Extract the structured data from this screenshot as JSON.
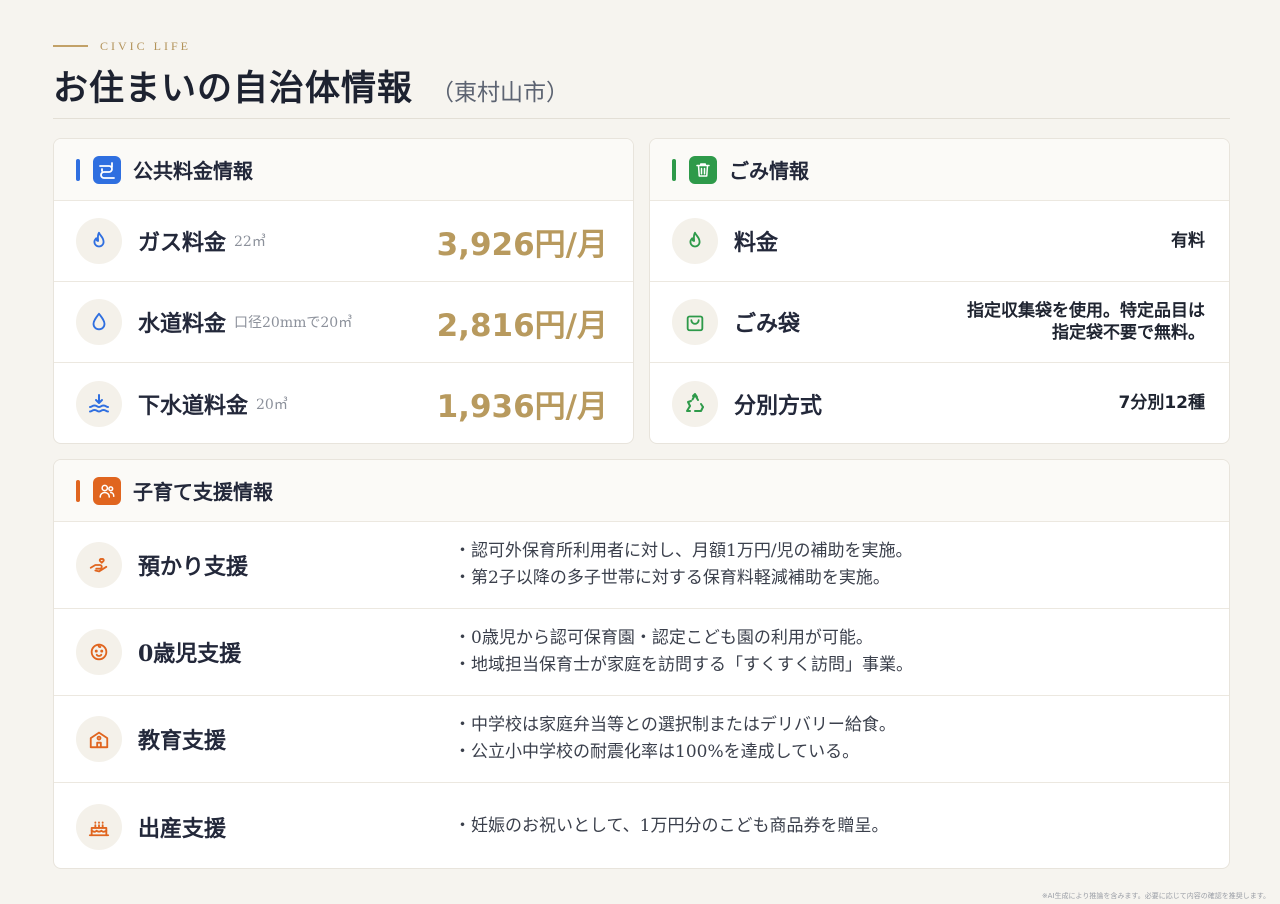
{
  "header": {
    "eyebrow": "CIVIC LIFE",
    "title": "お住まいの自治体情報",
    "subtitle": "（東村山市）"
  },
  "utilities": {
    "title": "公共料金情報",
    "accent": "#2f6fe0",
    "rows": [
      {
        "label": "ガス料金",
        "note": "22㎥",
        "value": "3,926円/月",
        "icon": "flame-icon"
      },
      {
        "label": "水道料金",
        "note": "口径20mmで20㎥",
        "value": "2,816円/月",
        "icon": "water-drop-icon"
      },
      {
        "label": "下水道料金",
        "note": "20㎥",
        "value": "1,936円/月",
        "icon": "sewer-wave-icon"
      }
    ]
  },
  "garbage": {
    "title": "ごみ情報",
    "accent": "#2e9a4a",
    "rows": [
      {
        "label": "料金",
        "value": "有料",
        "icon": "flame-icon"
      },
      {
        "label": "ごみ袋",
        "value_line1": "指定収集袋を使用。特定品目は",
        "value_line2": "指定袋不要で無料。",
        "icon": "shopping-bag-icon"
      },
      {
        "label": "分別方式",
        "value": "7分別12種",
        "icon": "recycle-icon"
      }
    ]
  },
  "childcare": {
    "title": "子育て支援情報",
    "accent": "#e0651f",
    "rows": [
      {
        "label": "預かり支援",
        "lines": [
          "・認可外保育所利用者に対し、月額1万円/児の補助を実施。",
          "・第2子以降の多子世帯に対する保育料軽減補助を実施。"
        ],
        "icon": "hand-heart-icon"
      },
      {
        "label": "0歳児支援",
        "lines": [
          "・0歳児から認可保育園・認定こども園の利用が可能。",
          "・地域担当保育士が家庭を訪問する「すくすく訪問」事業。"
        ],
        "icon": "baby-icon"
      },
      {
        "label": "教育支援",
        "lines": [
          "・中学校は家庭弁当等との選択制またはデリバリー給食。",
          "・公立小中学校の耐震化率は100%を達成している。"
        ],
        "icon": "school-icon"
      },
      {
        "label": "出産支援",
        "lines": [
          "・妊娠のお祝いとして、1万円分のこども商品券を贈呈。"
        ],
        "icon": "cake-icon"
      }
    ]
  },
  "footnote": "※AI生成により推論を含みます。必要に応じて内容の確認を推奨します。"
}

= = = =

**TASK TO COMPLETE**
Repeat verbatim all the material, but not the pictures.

**YOUR RESPONSE**
Extract the structured data from this screenshot as JSON.
{
  "header": {
    "eyebrow": "CIVIC LIFE",
    "title": "お住まいの自治体情報",
    "subtitle": "（東村山市）"
  },
  "utilities": {
    "title": "公共料金情報",
    "accent": "#2f6fe0",
    "rows": [
      {
        "label": "ガス料金",
        "note": "22㎥",
        "value": "3,926円/月",
        "icon": "flame-icon"
      },
      {
        "label": "水道料金",
        "note": "口径20mmで20㎥",
        "value": "2,816円/月",
        "icon": "water-drop-icon"
      },
      {
        "label": "下水道料金",
        "note": "20㎥",
        "value": "1,936円/月",
        "icon": "sewer-wave-icon"
      }
    ]
  },
  "garbage": {
    "title": "ごみ情報",
    "accent": "#2e9a4a",
    "rows": [
      {
        "label": "料金",
        "value": "有料",
        "icon": "flame-icon"
      },
      {
        "label": "ごみ袋",
        "value_line1": "指定収集袋を使用。特定品目は",
        "value_line2": "指定袋不要で無料。",
        "icon": "shopping-bag-icon"
      },
      {
        "label": "分別方式",
        "value": "7分別12種",
        "icon": "recycle-icon"
      }
    ]
  },
  "childcare": {
    "title": "子育て支援情報",
    "accent": "#e0651f",
    "rows": [
      {
        "label": "預かり支援",
        "lines": [
          "・認可外保育所利用者に対し、月額1万円/児の補助を実施。",
          "・第2子以降の多子世帯に対する保育料軽減補助を実施。"
        ],
        "icon": "hand-heart-icon"
      },
      {
        "label": "0歳児支援",
        "lines": [
          "・0歳児から認可保育園・認定こども園の利用が可能。",
          "・地域担当保育士が家庭を訪問する「すくすく訪問」事業。"
        ],
        "icon": "baby-icon"
      },
      {
        "label": "教育支援",
        "lines": [
          "・中学校は家庭弁当等との選択制またはデリバリー給食。",
          "・公立小中学校の耐震化率は100%を達成している。"
        ],
        "icon": "school-icon"
      },
      {
        "label": "出産支援",
        "lines": [
          "・妊娠のお祝いとして、1万円分のこども商品券を贈呈。"
        ],
        "icon": "cake-icon"
      }
    ]
  },
  "footnote": "※AI生成により推論を含みます。必要に応じて内容の確認を推奨します。"
}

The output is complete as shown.